**WORK INSTRUCTION**
Images aside, return all the entries exactly.

**SOURCE INFORMATION**

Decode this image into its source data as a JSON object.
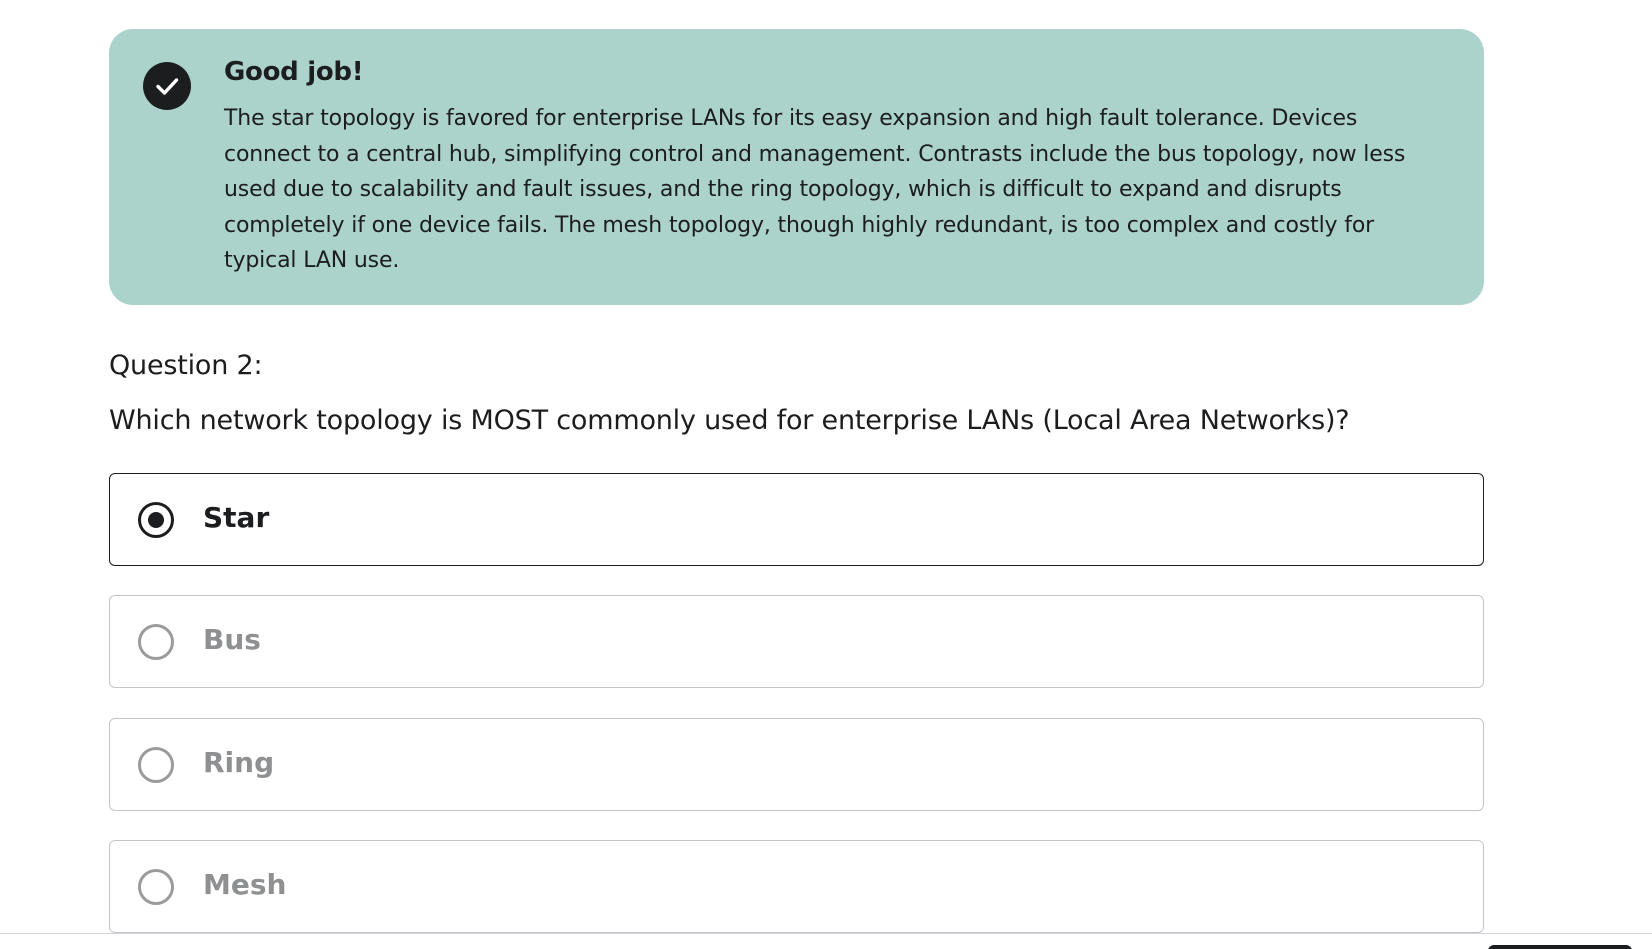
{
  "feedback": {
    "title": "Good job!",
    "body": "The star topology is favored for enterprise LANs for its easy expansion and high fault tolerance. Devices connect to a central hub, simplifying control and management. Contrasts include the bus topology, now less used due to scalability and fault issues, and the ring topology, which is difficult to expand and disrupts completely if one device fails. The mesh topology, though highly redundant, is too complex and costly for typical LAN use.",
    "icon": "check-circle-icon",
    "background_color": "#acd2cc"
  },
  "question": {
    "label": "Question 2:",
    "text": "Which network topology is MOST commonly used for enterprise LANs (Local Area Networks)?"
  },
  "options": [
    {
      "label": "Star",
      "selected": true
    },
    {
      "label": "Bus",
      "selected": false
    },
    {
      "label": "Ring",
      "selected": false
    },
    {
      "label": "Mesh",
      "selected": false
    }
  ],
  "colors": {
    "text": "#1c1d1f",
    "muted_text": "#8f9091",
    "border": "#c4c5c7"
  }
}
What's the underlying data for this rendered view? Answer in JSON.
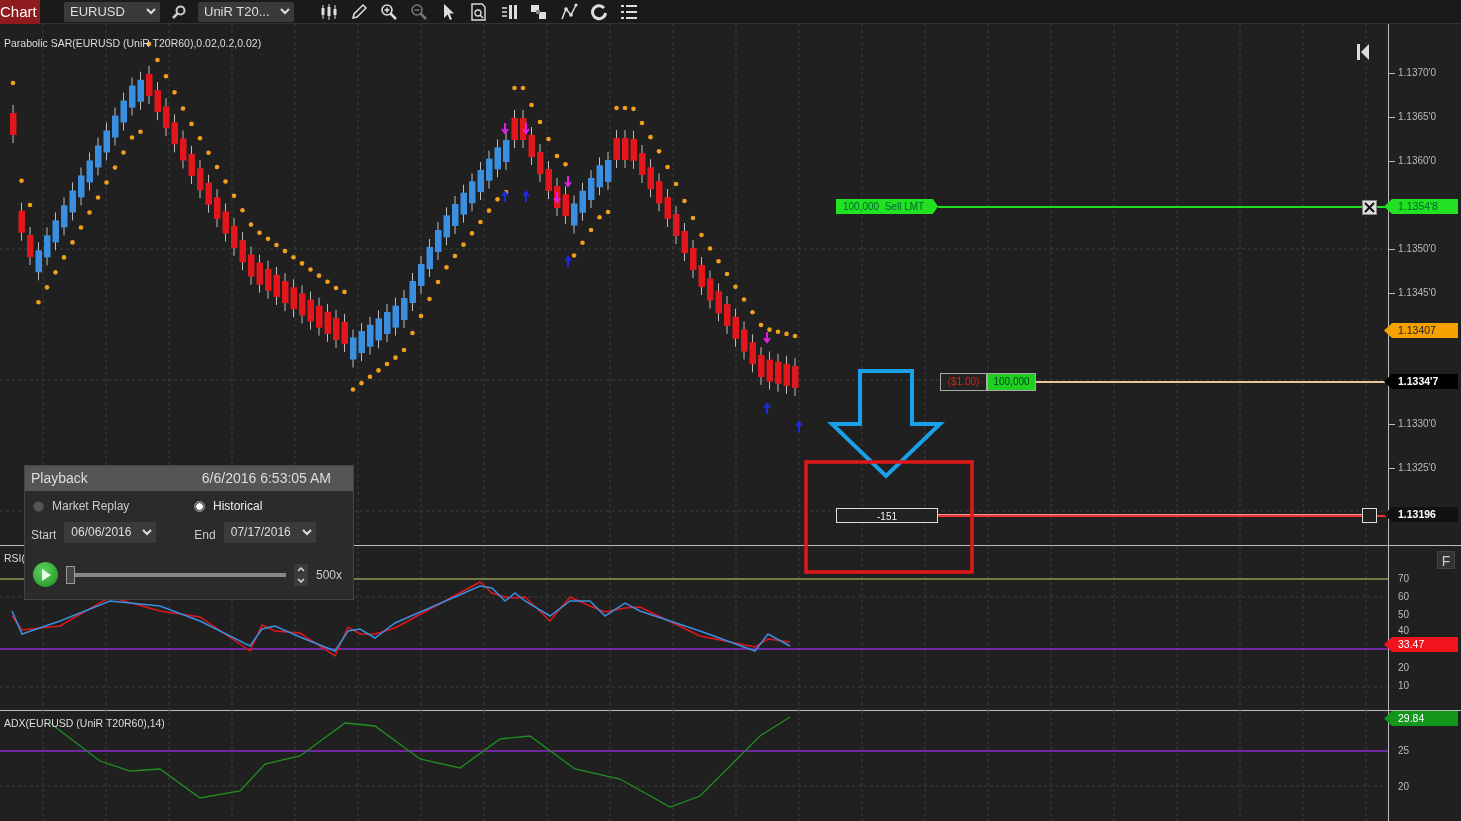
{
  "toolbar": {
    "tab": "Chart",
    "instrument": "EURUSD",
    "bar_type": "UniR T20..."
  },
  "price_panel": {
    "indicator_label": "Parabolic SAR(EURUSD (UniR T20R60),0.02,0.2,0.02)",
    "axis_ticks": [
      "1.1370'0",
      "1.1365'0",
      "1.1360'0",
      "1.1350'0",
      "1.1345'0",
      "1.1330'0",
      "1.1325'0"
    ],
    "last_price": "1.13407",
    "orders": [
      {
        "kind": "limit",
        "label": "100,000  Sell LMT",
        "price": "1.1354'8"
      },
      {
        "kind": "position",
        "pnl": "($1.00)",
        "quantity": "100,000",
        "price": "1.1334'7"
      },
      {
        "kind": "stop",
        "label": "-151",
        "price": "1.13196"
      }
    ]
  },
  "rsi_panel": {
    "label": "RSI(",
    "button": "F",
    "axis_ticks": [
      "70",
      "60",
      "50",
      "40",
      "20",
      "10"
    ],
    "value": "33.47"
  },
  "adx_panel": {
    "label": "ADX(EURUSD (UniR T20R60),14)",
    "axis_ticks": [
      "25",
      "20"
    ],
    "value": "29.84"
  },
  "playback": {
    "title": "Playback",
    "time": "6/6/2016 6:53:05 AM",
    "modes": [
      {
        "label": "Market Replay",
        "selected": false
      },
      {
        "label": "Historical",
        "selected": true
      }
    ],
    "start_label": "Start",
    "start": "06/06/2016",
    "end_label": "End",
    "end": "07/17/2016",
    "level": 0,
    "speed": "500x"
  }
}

**FINAL ANSWER**
Decode this image into its source data as a JSON object.
{
  "feedback": {
    "title": "Good job!",
    "body": "The star topology is favored for enterprise LANs for its easy expansion and high fault tolerance. Devices connect to a central hub, simplifying control and management. Contrasts include the bus topology, now less used due to scalability and fault issues, and the ring topology, which is difficult to expand and disrupts completely if one device fails. The mesh topology, though highly redundant, is too complex and costly for typical LAN use.",
    "icon": "check-circle-icon",
    "background_color": "#acd2cc"
  },
  "question": {
    "label": "Question 2:",
    "text": "Which network topology is MOST commonly used for enterprise LANs (Local Area Networks)?"
  },
  "options": [
    {
      "label": "Star",
      "selected": true
    },
    {
      "label": "Bus",
      "selected": false
    },
    {
      "label": "Ring",
      "selected": false
    },
    {
      "label": "Mesh",
      "selected": false
    }
  ],
  "colors": {
    "text": "#1c1d1f",
    "muted_text": "#8f9091",
    "border": "#c4c5c7"
  }
}
What's the underlying data for this rendered view? Answer in JSON.
{
  "toolbar": {
    "tab": "Chart",
    "instrument": "EURUSD",
    "bar_type": "UniR T20..."
  },
  "price_panel": {
    "indicator_label": "Parabolic SAR(EURUSD (UniR T20R60),0.02,0.2,0.02)",
    "axis_ticks": [
      "1.1370'0",
      "1.1365'0",
      "1.1360'0",
      "1.1350'0",
      "1.1345'0",
      "1.1330'0",
      "1.1325'0"
    ],
    "last_price": "1.13407",
    "orders": [
      {
        "kind": "limit",
        "label": "100,000  Sell LMT",
        "price": "1.1354'8"
      },
      {
        "kind": "position",
        "pnl": "($1.00)",
        "quantity": "100,000",
        "price": "1.1334'7"
      },
      {
        "kind": "stop",
        "label": "-151",
        "price": "1.13196"
      }
    ]
  },
  "rsi_panel": {
    "label": "RSI(",
    "button": "F",
    "axis_ticks": [
      "70",
      "60",
      "50",
      "40",
      "20",
      "10"
    ],
    "value": "33.47"
  },
  "adx_panel": {
    "label": "ADX(EURUSD (UniR T20R60),14)",
    "axis_ticks": [
      "25",
      "20"
    ],
    "value": "29.84"
  },
  "playback": {
    "title": "Playback",
    "time": "6/6/2016 6:53:05 AM",
    "modes": [
      {
        "label": "Market Replay",
        "selected": false
      },
      {
        "label": "Historical",
        "selected": true
      }
    ],
    "start_label": "Start",
    "start": "06/06/2016",
    "end_label": "End",
    "end": "07/17/2016",
    "level": 0,
    "speed": "500x"
  }
}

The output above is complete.